2 roof jacks, 6 inch for space heater
216 feet 2 by 4’s for ratter bracing plus flashing tin for valleys and chimney
Adobe Home: Gables
70 lineal feet 2 by 4’s
200 board feet 1 by 12 inch pine siding
2 louvres, 24 by 30 inch
1 louvre, 18 by 24 inch
Adobe Home: Cupboards and Bookshelves
360 board feet knotty pine
Adobe Home Fireplace
40 red brick, raised hearth
1 damper, 36 inch
4 sections oval flue tile, 13 by 17 inch
1 angle bar, 1/4 by 6 by 44 inch
Adobe Home: Interior Cornice and Baseboard
276 lineal feet 1 by 6 inch redwood
276 lineal feet 1 by 5 inch oak
Adobe Home Plumbing
1 Kohler bathtub Complete
1 Kohler close-coupled toilet
1 Kohler vitreous china lavatory
1 20 gallon water heater

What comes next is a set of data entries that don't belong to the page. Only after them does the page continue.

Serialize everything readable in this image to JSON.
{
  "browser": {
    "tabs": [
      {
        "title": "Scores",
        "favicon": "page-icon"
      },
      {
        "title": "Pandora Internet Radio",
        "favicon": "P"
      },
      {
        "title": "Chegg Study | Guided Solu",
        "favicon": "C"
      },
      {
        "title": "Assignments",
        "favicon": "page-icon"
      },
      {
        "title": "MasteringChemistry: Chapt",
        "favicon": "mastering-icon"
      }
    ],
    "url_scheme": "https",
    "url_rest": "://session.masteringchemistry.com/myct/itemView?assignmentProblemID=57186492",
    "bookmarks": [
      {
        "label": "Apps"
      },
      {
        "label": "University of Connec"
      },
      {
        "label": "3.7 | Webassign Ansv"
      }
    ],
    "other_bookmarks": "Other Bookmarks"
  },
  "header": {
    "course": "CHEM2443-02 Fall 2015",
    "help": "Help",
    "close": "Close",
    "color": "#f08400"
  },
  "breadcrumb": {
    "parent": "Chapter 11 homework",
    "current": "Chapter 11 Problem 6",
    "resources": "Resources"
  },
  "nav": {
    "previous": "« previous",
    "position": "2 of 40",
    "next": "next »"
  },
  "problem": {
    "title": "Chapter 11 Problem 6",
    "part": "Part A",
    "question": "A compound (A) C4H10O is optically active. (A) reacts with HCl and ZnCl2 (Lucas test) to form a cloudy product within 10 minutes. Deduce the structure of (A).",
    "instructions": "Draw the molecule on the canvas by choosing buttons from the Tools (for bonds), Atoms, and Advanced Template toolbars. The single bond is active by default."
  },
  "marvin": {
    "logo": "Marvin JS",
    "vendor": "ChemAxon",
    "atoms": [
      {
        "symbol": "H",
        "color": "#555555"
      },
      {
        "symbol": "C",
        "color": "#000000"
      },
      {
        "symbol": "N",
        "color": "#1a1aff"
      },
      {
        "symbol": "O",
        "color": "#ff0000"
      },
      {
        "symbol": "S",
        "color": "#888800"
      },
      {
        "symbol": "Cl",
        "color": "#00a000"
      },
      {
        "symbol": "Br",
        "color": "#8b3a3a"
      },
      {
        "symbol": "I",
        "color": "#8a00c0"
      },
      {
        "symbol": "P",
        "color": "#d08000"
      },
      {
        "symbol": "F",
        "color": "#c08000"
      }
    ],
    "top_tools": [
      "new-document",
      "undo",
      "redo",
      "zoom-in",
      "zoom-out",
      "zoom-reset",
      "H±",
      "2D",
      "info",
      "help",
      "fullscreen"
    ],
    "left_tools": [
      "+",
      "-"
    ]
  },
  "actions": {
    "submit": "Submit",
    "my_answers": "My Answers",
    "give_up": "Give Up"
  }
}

1 Kohler double sink
1 single laundry tray
Plus fittings, pipe lines, sill cocks, etc.
Adobe Home: Linoleum
24 yards No. 1 grade, for bath and kitchen
Adobe Home: Paint
15 gallons Kemtone, ivory
2 gallons stain for gables
2 gallons linseed oil
Adobe Home: Miscellaneous
20 square feet tile bathroom
1296 square feet ceiling insulation
Hardware, nails, etc.
This has been the first of a two-part article that was originally published in Mechanix Illustrated in February of 1947. The second half of the piece (which originally appeared in the March 191,7 Mechanix Illustrated ) will be printed in MOTHER NO. 47.
Read more articles about building with adobe:
Build a Home From Adobe
Building an Affordable Home From Earthen Materials
Making Adobe Bricks
Putting Up Adobe Walls
Adobe Mud: Building With Earth